4. Bacon, by a process of analysis, half mental half physical, discovers that the Turma or congeries known as gold has a certain Schematism-a way in which its "natures," density, softness, colour, &c., are arranged. Find that Schematism and the Forms of these natures, and we may make gold. For, he says in the 'Sylva Sylvarum,' after enumerating the qualities, "if a man can make a metal that has all these properties, dispute whether it be gold or no." But Bacon necessarily failed to find his simple natures: and as, when failing in his search for simple notions, he fell back on the hope of other Inductive processes, so now, finding it impossible to demonstrate his process, he left it incomplete, betook himself to concrete examples in Natural History
Atque opere in medio defixa reliquit aratra."
NATURAL HISTORIES, SYLVA SYLVARUM,' AND
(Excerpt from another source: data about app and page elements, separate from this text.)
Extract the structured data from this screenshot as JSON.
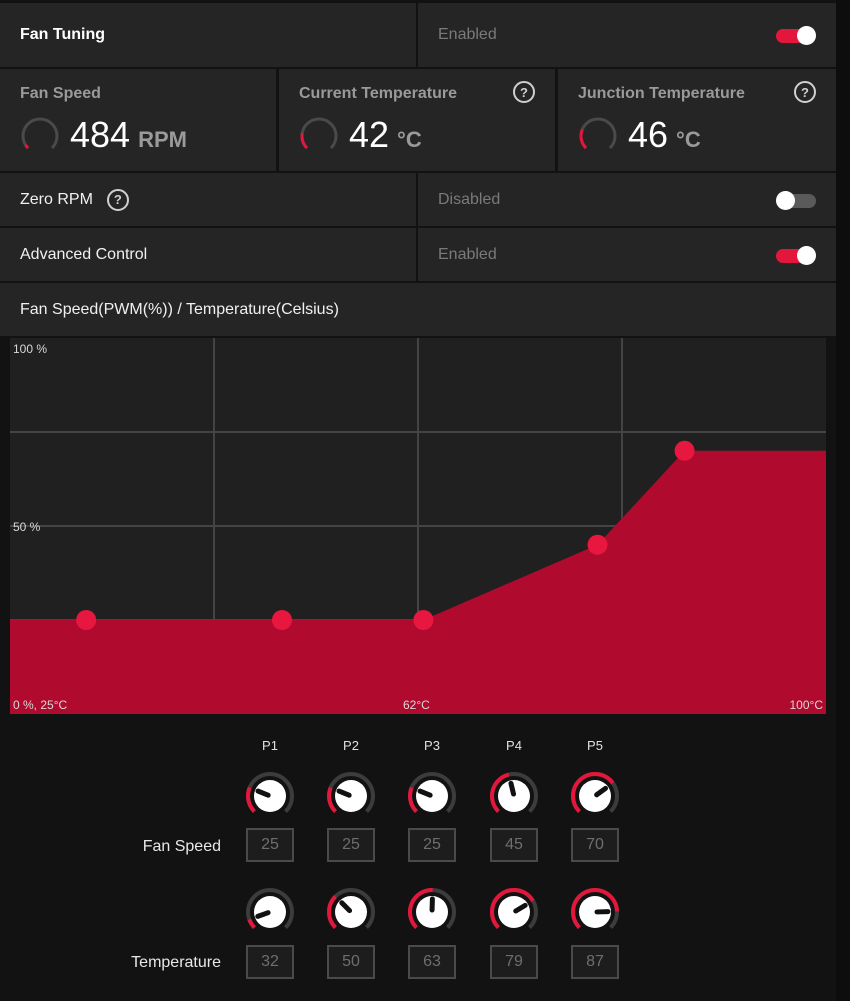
{
  "fan_tuning": {
    "title": "Fan Tuning",
    "status": "Enabled",
    "enabled": true
  },
  "metrics": [
    {
      "title": "Fan Speed",
      "value": "484",
      "unit": "RPM",
      "level": 0.05,
      "has_help": false
    },
    {
      "title": "Current Temperature",
      "value": "42",
      "unit": "°C",
      "level": 0.2,
      "has_help": true
    },
    {
      "title": "Junction Temperature",
      "value": "46",
      "unit": "°C",
      "level": 0.25,
      "has_help": true
    }
  ],
  "zero_rpm": {
    "label": "Zero RPM",
    "status": "Disabled",
    "enabled": false
  },
  "advanced_control": {
    "label": "Advanced Control",
    "status": "Enabled",
    "enabled": true
  },
  "curve_header": "Fan Speed(PWM(%)) / Temperature(Celsius)",
  "chart_labels": {
    "y_top": "100 %",
    "y_mid": "50 %",
    "origin": "0 %, 25°C",
    "x_mid": "62°C",
    "x_max": "100°C"
  },
  "chart_data": {
    "type": "area",
    "xlim": [
      25,
      100
    ],
    "ylim": [
      0,
      100
    ],
    "points": [
      {
        "name": "P1",
        "temperature": 32,
        "fan_speed": 25
      },
      {
        "name": "P2",
        "temperature": 50,
        "fan_speed": 25
      },
      {
        "name": "P3",
        "temperature": 63,
        "fan_speed": 25
      },
      {
        "name": "P4",
        "temperature": 79,
        "fan_speed": 45
      },
      {
        "name": "P5",
        "temperature": 87,
        "fan_speed": 70
      }
    ],
    "colors": {
      "fill": "#b00a2e",
      "point": "#e8173f",
      "grid": "#444444"
    }
  },
  "knobs": {
    "columns": [
      "P1",
      "P2",
      "P3",
      "P4",
      "P5"
    ],
    "fan_speed_label": "Fan Speed",
    "temperature_label": "Temperature",
    "fan_speed": [
      "25",
      "25",
      "25",
      "45",
      "70"
    ],
    "temperature": [
      "32",
      "50",
      "63",
      "79",
      "87"
    ]
  },
  "colors": {
    "accent": "#e3163c",
    "panel": "#252525",
    "background": "#121212"
  }
}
BACON became conscious that the task he had set himself was incapable of completion. His sands were running; the aid of other men, "at home or beyond seas," in the progress of his work, had failed him; and he turned from what was at the outset his chief design,1 the perfection of a new logical machinery, to the accumulation of the material on the fulness of which he now felt discovery must rely. In the 'Distributio Operis,' he still writes as if he hoped to see Part III. of the 'Instauratio' brought near to a close,-Tertia Pars complectitur Phenomena Universi,' and even Part IV. fairly advanced; but, in the General Preface, he admits that it is beyond the compass of a life; and this belief grew on him. During his later years, with restricted means, the limits set to his achievement were narrowed; and, in
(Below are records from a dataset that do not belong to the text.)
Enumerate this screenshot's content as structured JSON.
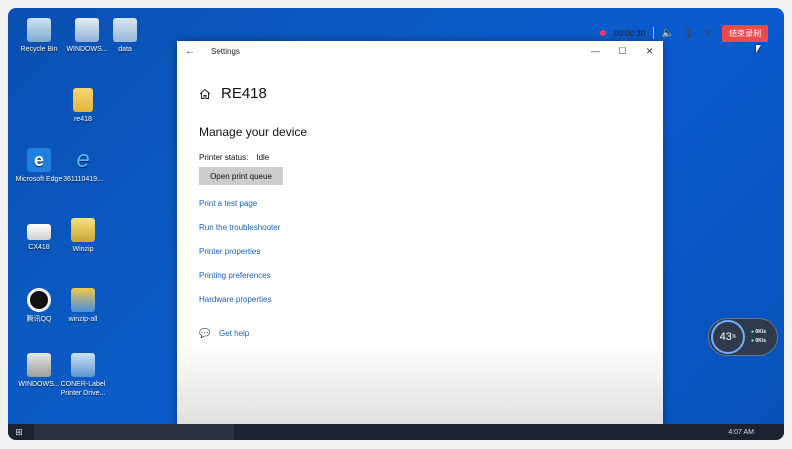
{
  "desktop": {
    "icons": [
      {
        "label": "Recycle Bin",
        "icon": "recycle-bin-icon"
      },
      {
        "label": "WINDOWS...",
        "icon": "computer-icon"
      },
      {
        "label": "data",
        "icon": "folder-icon"
      },
      {
        "label": "re418",
        "icon": "folder-icon"
      },
      {
        "label": "Microsoft Edge",
        "icon": "edge-icon"
      },
      {
        "label": "361110419...",
        "icon": "ie-icon"
      },
      {
        "label": "CX418",
        "icon": "printer-icon"
      },
      {
        "label": "Winzip",
        "icon": "winzip-icon"
      },
      {
        "label": "腾讯QQ",
        "icon": "qq-icon"
      },
      {
        "label": "winzip-all",
        "icon": "installer-icon"
      },
      {
        "label": "WINDOWS...",
        "icon": "archive-icon"
      },
      {
        "label": "CONER-Label Printer Drive...",
        "icon": "setup-icon"
      }
    ]
  },
  "recorder": {
    "time": "00:00:30",
    "stop_label": "结束录制",
    "record_color": "#ff3366",
    "stop_color": "#e94b4b"
  },
  "window": {
    "title": "Settings",
    "back": "←",
    "minimize": "—",
    "maximize": "☐",
    "close": "✕",
    "device_name": "RE418",
    "section_title": "Manage your device",
    "status_label": "Printer status:",
    "status_value": "Idle",
    "open_queue_label": "Open print queue",
    "links": [
      "Print a test page",
      "Run the troubleshooter",
      "Printer properties",
      "Printing preferences",
      "Hardware properties"
    ],
    "help_label": "Get help",
    "link_color": "#1a5fb4"
  },
  "speed_widget": {
    "percent": "43",
    "unit": "%",
    "up": "0K/s",
    "down": "0K/s"
  },
  "taskbar": {
    "time": "4:07 AM"
  }
}
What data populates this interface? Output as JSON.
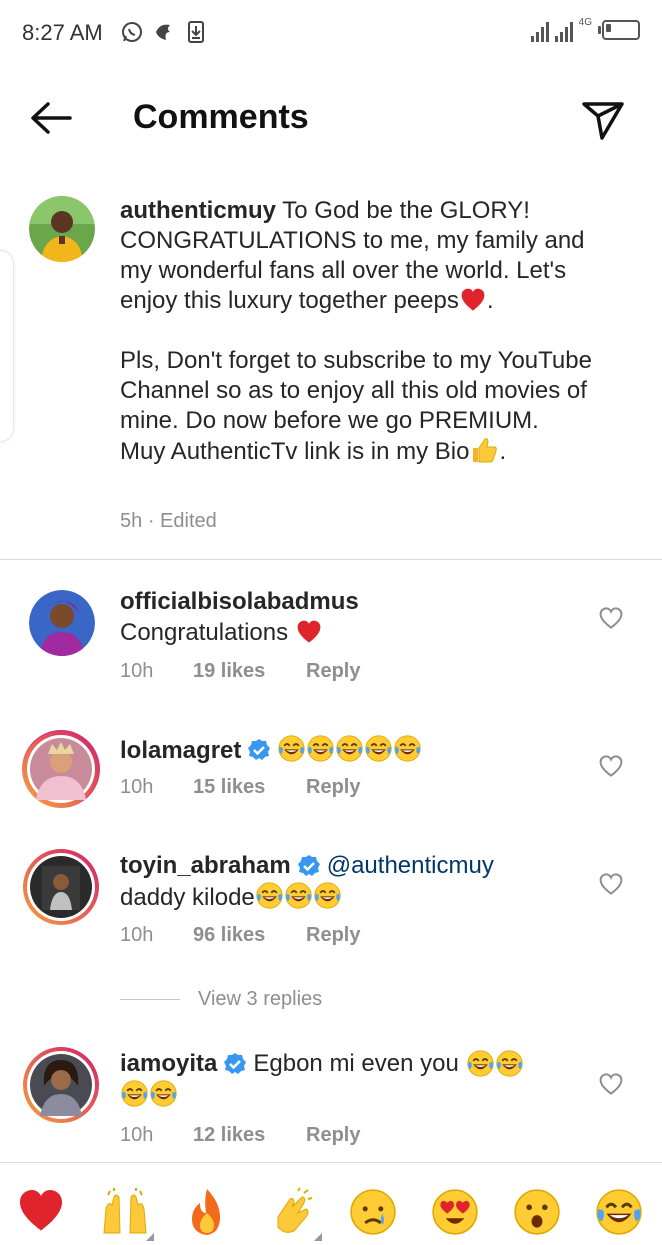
{
  "status_bar": {
    "time": "8:27 AM",
    "network": "4G"
  },
  "header": {
    "title": "Comments"
  },
  "caption": {
    "username": "authenticmuy",
    "line1": "To God be the GLORY! CONGRATULATIONS to me, my family and my wonderful fans all over the world. Let's enjoy this luxury together peeps",
    "line1_end": ".",
    "line2": "Pls, Don't forget to subscribe to my YouTube Channel so as to enjoy all this old movies of mine. Do now before we go PREMIUM.",
    "line3": "Muy AuthenticTv link is in my Bio",
    "line3_end": ".",
    "time": "5h",
    "separator": "·",
    "edited": "Edited"
  },
  "comments": [
    {
      "username": "officialbisolabadmus",
      "text": "Congratulations",
      "time": "10h",
      "likes": "19 likes",
      "reply": "Reply"
    },
    {
      "username": "lolamagret",
      "text": "",
      "time": "10h",
      "likes": "15 likes",
      "reply": "Reply"
    },
    {
      "username": "toyin_abraham",
      "mention": "@authenticmuy",
      "text": "daddy kilode",
      "time": "10h",
      "likes": "96 likes",
      "reply": "Reply"
    },
    {
      "username": "iamoyita",
      "text": "Egbon mi even you",
      "time": "10h",
      "likes": "12 likes",
      "reply": "Reply"
    }
  ],
  "view_replies": "View 3 replies",
  "emoji_bar": [
    "red-heart",
    "raising-hands",
    "fire",
    "clapping-hands",
    "crying-face",
    "heart-eyes-face",
    "surprised-face",
    "tears-of-joy-face"
  ],
  "colors": {
    "link": "#00376b",
    "verified": "#3897f0",
    "muted": "#8e8e8e",
    "heart": "#e0245e"
  }
}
1 Mr Ellis's view is supported by the fact that Bacon, in his earlier works, as the 'Valerius Terminus,' makes hardly any reference to the 'History,' and dwells, almost exclusively, on the 'Interpretation of Nature,' as the centre of his system. Mr Spedding, however, claims that place for a complete classified natural history; and, in a curious dialogue affixed to the 'Parasceve,' argues as if he believed it capable of accomplishment.
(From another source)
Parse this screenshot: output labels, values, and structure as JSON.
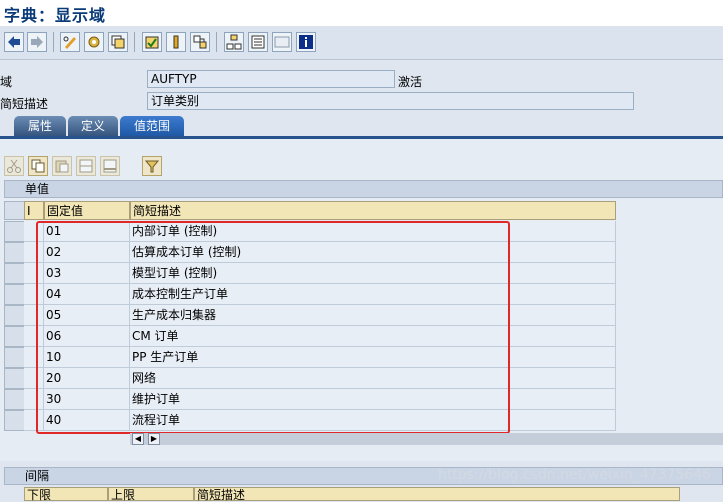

the introduction to the 'Natural History' (1622), dedicated to Prince Charles, while giving still greater prominence to the subject, as "the key of all knowledge and operation," he speaks more despondently of the completion of the work he had once held might be accomplished in a few years (as Aristotle's 'History of Animals,' by aid of Alexander): now he can only hope to see started a process of investigation, where one set of persons may collect and another interpret. In the same paper he shows himself more aware of the impossibility of fully demonstrating his Inductive progress, or attaining, by any short cut, the conceptions he admitted to be indispensable; and we find him, in the special introduction to the Organum,' and later in the preface to the 'Prodromi,' attaching more weight to the ordinary methods. He desires to implement, not to destroy, and admits there may be "two streams and dispensations of knowledge," as there are two tribes of students: those without the gates, content to adorn our present possessions; and the true sons of science, who aspire to overcome nature by invention. In the 'Parasceve' he emphasises the importance of facts and their utility in themselves, even though they may not lead us to the ultimate laws imaged in the 'De Augmentis' as the apex of the pyramid: elsewhere he refers to experiments and observations as not only supplying Part III., but being no mean preparation for the types of the 'Scala Intellectus.' Nothing is more characteristic of the unconquerable elasticity that makes
1 Later still he confesses to Fulgentius that it will require the research of ages, but holds that, soon or late, it will be a krîμa eis ǎel, the possession of a Promised Land.